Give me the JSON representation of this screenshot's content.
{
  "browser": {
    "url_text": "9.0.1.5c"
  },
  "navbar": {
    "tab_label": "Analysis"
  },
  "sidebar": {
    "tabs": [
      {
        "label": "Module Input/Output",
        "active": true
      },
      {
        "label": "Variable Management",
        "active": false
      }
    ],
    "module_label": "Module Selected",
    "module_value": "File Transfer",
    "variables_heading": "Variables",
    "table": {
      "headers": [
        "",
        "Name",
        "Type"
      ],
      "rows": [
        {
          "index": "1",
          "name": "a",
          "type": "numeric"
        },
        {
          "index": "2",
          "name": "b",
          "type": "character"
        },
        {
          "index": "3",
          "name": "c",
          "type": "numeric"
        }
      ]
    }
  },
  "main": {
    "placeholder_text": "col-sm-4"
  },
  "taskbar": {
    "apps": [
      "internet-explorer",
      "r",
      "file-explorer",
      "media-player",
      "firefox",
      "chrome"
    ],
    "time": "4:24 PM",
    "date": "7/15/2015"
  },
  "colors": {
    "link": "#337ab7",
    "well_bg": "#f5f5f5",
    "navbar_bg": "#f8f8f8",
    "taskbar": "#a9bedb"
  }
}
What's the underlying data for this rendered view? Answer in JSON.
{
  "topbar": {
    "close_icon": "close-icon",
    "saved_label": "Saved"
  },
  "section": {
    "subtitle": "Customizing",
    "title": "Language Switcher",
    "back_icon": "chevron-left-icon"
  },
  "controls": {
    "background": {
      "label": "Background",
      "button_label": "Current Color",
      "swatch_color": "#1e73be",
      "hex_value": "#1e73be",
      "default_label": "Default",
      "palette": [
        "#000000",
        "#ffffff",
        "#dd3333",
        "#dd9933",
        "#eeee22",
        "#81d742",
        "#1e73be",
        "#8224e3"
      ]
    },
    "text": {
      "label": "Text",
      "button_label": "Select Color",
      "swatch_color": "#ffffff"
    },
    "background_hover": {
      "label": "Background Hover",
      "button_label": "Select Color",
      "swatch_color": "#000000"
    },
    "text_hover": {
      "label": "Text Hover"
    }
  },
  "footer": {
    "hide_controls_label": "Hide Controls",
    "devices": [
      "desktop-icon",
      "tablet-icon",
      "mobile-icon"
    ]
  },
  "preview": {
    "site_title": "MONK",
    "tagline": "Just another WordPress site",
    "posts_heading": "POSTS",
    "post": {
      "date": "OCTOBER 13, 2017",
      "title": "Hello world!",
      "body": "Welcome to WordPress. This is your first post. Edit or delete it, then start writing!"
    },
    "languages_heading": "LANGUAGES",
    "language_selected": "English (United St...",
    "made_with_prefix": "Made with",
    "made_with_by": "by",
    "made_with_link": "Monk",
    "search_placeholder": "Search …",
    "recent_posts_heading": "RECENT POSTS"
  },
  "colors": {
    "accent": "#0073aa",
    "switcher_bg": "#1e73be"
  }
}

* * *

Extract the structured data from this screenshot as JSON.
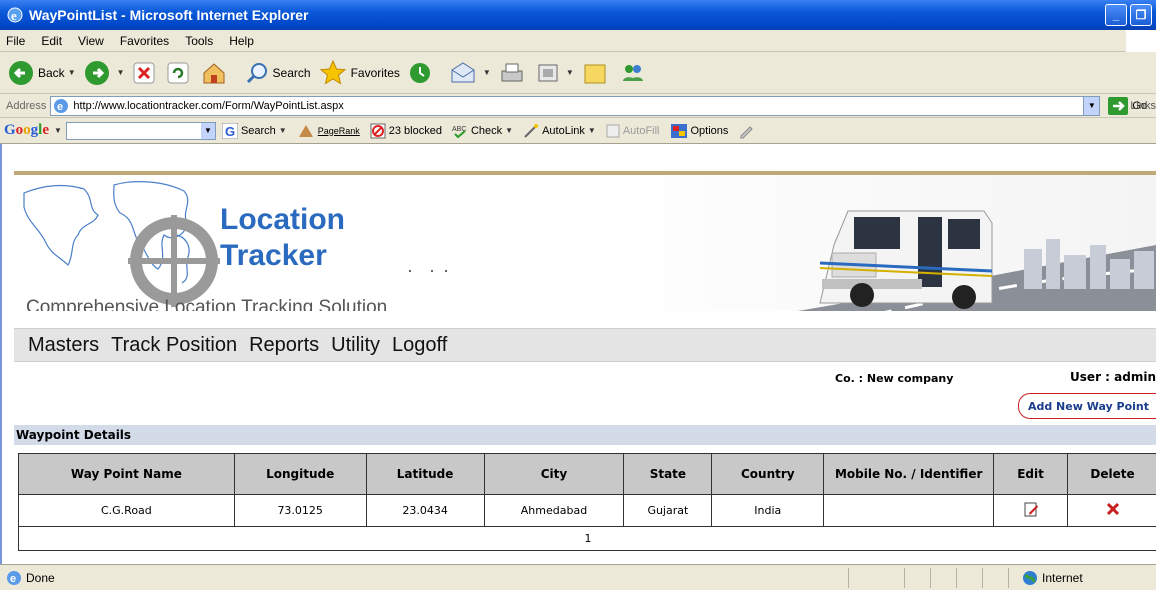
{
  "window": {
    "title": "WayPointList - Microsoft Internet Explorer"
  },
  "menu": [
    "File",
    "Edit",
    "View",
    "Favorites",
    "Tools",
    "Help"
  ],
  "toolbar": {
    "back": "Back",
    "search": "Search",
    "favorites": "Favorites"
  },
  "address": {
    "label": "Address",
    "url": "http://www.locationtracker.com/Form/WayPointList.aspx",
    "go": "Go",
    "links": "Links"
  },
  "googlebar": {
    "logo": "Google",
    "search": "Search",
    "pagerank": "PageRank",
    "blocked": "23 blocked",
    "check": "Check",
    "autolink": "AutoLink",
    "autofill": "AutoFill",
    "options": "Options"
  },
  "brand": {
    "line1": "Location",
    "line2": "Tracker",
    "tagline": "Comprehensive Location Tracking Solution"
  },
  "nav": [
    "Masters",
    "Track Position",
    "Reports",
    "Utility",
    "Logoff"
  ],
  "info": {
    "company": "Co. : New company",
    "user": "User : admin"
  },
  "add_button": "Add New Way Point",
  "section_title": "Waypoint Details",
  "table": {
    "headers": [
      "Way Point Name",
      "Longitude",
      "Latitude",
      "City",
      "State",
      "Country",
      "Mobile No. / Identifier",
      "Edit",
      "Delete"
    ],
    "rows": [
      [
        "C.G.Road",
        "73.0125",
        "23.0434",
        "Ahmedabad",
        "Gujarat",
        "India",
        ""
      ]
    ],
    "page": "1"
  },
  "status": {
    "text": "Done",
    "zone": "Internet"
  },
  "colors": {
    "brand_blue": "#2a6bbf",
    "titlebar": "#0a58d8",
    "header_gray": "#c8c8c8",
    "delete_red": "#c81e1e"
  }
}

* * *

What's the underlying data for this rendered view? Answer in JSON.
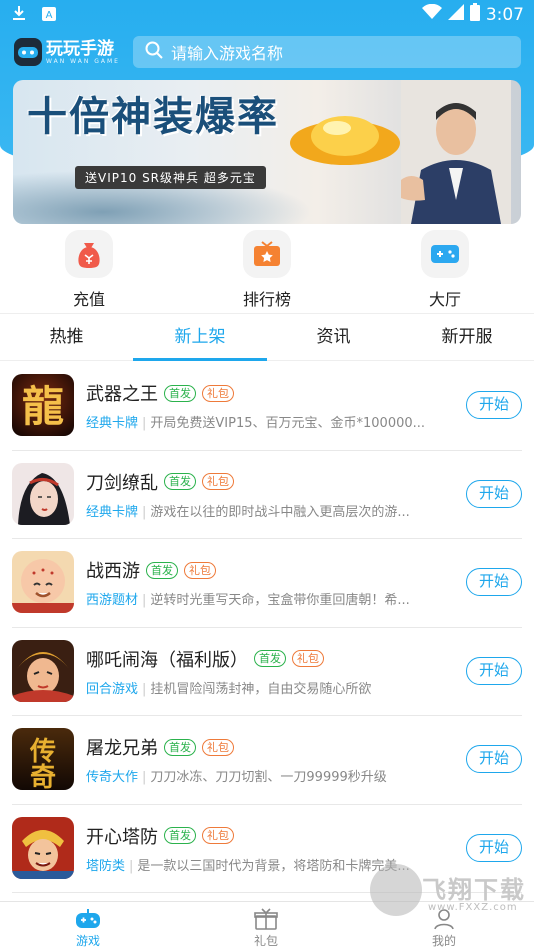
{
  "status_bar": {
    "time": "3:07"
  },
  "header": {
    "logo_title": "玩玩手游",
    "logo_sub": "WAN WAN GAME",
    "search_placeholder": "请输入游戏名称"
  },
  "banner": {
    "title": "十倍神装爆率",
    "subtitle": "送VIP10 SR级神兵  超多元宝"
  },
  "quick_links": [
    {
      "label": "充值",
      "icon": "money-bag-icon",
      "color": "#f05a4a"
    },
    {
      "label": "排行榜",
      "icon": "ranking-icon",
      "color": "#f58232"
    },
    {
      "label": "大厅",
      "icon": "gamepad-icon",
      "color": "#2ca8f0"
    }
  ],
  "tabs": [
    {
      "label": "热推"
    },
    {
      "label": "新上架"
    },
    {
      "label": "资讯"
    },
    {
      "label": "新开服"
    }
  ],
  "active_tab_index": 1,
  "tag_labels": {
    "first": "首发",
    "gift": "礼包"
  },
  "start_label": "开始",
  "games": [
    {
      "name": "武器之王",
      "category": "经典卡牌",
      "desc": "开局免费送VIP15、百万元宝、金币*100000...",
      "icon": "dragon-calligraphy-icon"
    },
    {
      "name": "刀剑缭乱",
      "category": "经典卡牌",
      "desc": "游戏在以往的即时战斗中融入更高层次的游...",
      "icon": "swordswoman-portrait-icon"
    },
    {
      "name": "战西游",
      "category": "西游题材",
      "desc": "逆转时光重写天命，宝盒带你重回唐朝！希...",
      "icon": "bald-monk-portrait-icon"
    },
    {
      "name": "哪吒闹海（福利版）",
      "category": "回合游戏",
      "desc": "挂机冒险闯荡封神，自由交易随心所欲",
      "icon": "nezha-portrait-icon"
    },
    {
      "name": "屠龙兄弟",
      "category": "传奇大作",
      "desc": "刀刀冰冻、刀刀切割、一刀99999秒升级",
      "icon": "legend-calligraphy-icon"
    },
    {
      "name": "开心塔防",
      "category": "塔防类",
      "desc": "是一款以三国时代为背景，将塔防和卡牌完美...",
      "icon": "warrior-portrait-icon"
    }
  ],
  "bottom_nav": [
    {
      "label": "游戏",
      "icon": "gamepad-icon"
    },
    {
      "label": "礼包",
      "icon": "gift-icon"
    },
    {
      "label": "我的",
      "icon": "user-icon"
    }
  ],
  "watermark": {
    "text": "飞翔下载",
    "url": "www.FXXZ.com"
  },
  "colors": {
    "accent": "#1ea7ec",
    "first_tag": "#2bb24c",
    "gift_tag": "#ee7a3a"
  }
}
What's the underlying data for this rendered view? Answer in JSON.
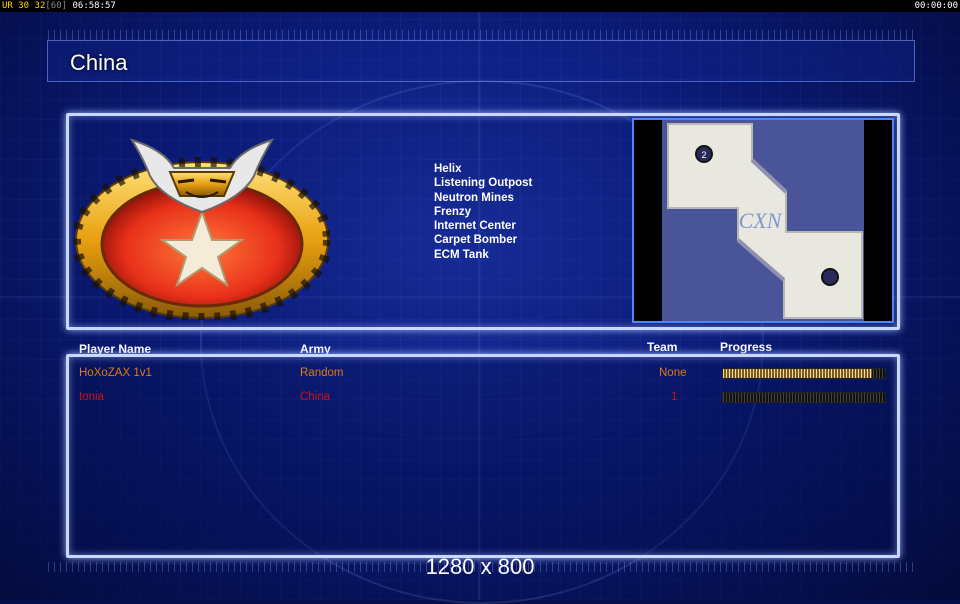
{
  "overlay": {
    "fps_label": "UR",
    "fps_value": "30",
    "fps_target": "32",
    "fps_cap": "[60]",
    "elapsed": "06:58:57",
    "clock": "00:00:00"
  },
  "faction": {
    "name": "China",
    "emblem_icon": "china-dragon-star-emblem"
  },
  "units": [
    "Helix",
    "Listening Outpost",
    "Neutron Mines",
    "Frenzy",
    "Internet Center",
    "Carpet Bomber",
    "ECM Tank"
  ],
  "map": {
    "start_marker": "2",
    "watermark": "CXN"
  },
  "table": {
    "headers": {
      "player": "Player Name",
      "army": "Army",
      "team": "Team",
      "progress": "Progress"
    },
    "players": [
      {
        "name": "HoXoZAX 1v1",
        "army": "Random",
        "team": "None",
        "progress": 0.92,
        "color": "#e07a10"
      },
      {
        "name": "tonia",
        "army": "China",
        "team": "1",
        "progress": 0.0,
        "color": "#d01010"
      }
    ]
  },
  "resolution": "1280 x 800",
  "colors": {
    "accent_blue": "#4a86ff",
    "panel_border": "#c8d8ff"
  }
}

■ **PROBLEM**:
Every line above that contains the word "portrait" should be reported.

■ **RESPONSE AREA**:
      "icon": "swordswoman-portrait-icon"
      "icon": "bald-monk-portrait-icon"
      "icon": "nezha-portrait-icon"
      "icon": "warrior-portrait-icon"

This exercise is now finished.